▼

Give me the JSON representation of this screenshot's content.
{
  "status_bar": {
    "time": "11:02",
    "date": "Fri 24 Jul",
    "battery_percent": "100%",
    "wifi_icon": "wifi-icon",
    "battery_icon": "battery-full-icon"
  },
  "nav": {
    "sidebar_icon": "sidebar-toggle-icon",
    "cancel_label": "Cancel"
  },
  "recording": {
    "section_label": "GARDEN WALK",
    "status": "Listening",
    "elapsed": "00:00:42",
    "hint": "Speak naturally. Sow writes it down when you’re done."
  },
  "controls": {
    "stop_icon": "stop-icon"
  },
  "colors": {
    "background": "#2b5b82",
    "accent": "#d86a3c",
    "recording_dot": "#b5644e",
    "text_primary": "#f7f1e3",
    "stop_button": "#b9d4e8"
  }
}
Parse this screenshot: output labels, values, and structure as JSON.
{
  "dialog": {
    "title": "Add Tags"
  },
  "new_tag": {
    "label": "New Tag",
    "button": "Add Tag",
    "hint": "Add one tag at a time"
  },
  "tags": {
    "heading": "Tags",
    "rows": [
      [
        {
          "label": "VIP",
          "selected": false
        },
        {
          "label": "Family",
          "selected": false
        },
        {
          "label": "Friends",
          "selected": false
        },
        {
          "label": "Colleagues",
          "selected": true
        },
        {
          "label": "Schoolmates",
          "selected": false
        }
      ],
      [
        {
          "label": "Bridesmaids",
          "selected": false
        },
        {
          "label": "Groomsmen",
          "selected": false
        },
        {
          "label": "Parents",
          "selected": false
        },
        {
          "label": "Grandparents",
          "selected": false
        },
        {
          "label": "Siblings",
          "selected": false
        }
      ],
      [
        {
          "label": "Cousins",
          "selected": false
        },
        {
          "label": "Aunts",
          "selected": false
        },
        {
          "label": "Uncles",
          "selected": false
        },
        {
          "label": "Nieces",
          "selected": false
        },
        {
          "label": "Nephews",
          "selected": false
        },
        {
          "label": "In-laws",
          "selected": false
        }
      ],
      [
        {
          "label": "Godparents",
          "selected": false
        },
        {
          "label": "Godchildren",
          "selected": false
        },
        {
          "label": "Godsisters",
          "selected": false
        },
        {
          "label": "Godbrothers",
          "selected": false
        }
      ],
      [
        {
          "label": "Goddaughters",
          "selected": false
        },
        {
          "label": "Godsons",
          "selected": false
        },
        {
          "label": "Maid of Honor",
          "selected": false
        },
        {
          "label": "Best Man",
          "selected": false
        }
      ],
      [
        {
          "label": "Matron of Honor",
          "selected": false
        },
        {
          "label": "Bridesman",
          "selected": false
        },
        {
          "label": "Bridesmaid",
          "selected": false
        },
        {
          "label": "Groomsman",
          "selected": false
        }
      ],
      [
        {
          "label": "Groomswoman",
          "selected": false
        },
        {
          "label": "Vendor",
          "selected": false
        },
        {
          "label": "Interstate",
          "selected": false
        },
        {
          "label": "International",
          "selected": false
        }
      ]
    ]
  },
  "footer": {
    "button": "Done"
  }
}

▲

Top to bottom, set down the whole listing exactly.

Give me the JSON representation of this screenshot's content.
{
  "status_bar": {
    "time": "11:02",
    "date": "Fri 24 Jul",
    "battery_percent": "100%",
    "wifi_icon": "wifi-icon",
    "battery_icon": "battery-full-icon"
  },
  "nav": {
    "sidebar_icon": "sidebar-toggle-icon",
    "cancel_label": "Cancel"
  },
  "recording": {
    "section_label": "GARDEN WALK",
    "status": "Listening",
    "elapsed": "00:00:42",
    "hint": "Speak naturally. Sow writes it down when you’re done."
  },
  "controls": {
    "stop_icon": "stop-icon"
  },
  "colors": {
    "background": "#2b5b82",
    "accent": "#d86a3c",
    "recording_dot": "#b5644e",
    "text_primary": "#f7f1e3",
    "stop_button": "#b9d4e8"
  }
}
Parse this screenshot: output labels, values, and structure as JSON.
{
  "dialog": {
    "title": "Add Tags"
  },
  "new_tag": {
    "label": "New Tag",
    "button": "Add Tag",
    "hint": "Add one tag at a time"
  },
  "tags": {
    "heading": "Tags",
    "rows": [
      [
        {
          "label": "VIP",
          "selected": false
        },
        {
          "label": "Family",
          "selected": false
        },
        {
          "label": "Friends",
          "selected": false
        },
        {
          "label": "Colleagues",
          "selected": true
        },
        {
          "label": "Schoolmates",
          "selected": false
        }
      ],
      [
        {
          "label": "Bridesmaids",
          "selected": false
        },
        {
          "label": "Groomsmen",
          "selected": false
        },
        {
          "label": "Parents",
          "selected": false
        },
        {
          "label": "Grandparents",
          "selected": false
        },
        {
          "label": "Siblings",
          "selected": false
        }
      ],
      [
        {
          "label": "Cousins",
          "selected": false
        },
        {
          "label": "Aunts",
          "selected": false
        },
        {
          "label": "Uncles",
          "selected": false
        },
        {
          "label": "Nieces",
          "selected": false
        },
        {
          "label": "Nephews",
          "selected": false
        },
        {
          "label": "In-laws",
          "selected": false
        }
      ],
      [
        {
          "label": "Godparents",
          "selected": false
        },
        {
          "label": "Godchildren",
          "selected": false
        },
        {
          "label": "Godsisters",
          "selected": false
        },
        {
          "label": "Godbrothers",
          "selected": false
        }
      ],
      [
        {
          "label": "Goddaughters",
          "selected": false
        },
        {
          "label": "Godsons",
          "selected": false
        },
        {
          "label": "Maid of Honor",
          "selected": false
        },
        {
          "label": "Best Man",
          "selected": false
        }
      ],
      [
        {
          "label": "Matron of Honor",
          "selected": false
        },
        {
          "label": "Bridesman",
          "selected": false
        },
        {
          "label": "Bridesmaid",
          "selected": false
        },
        {
          "label": "Groomsman",
          "selected": false
        }
      ],
      [
        {
          "label": "Groomswoman",
          "selected": false
        },
        {
          "label": "Vendor",
          "selected": false
        },
        {
          "label": "Interstate",
          "selected": false
        },
        {
          "label": "International",
          "selected": false
        }
      ]
    ]
  },
  "footer": {
    "button": "Done"
  }
}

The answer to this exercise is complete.